Reaching a Diagnosis
What are Symptoms, Signs, and Treatment Options for Sarcoma
Diagnostic Imaging Techniques
X-ray Imaging (Plain Radiographs)
Plain radiographs are the initial imaging tests conducted upon presentation.
They are straightforward, quick, and involve lower radiation compared to computed tomography.
Plain radiographs provide detailed information about the tumor’s nature, stage, progression, its impact on the surrounding bone or soft tissue, the host’s response to the tumor, and help determine the surgical approach.
Computed Tomography (CT)
CT scans offer enhanced visualization of bone anatomy, cortical continuity, cancellous bone integrity, and periosteal reactions.
Although more expensive than plain radiographs and involving higher radiation exposure, CT scans provide superior detail.
CT scans are particularly advantageous for axial imaging.
They are used for staging, particularly in the thorax/chest to detect metastasis (HRCT).
Ultrasound can aid in characterizing soft tissue tumors by distinguishing solid components from cystic ones.
It can serve as a guidance tool for biopsy of soft tissue tumors, facilitating the targeting of the solid tumor site to aid in pathological diagnosis.
Ultrasound is also employed as an adjunct in the diagnosis of bone and soft tissue tumors.
Magnetic Resonance Imaging (MRI)
MRI is the most comprehensive and informative imaging modality for local staging of bone tumors.
It offers several advantages, including no ionizing radiation, superior contrast, multi-planar display, and improved tissue delineation.
The soft tissue contrast provided by MRI is particularly valuable, allowing for differentiation between adjacent structures.
The addition of gadolinium contrast or enhanced (diffusion-weighted) MRI can further aid in narrowing down the diagnosis.
MRI can detect certain lesions within the same limb, known as “skip lesions” or satellite lesions.
It also assists in measuring the extent of the tumor and aids in reconstruction.
Bone and soft tissue sarcomas can spread regionally and distantly, known as “metastasis.”
The most common site of spread is the lungs, followed by bones and other organs.
Staging involves assessing the spread of sarcoma to other parts of the body, and PET-CT has become a crucial tool in this process.

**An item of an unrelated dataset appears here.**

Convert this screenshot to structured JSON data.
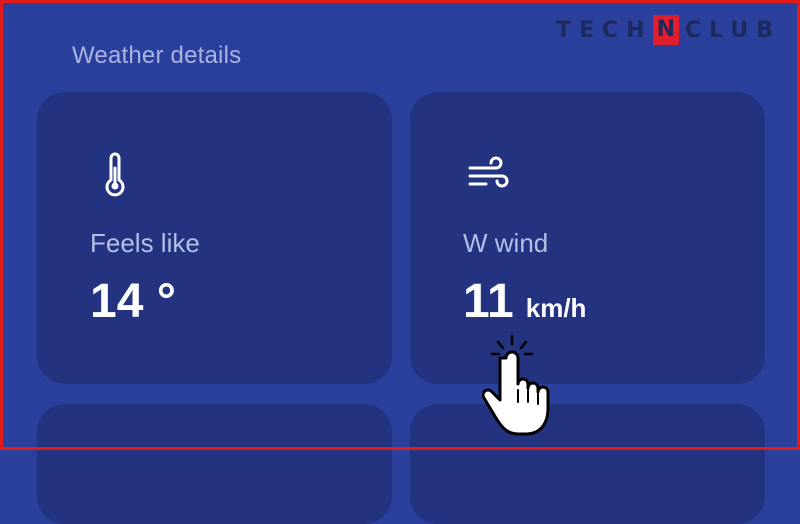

The most commonly performed PET-CT is 18-FDG (fluorodeoxyglucose), followed by 18-NaF (sodium fluoride) PET-CT for staging purposes.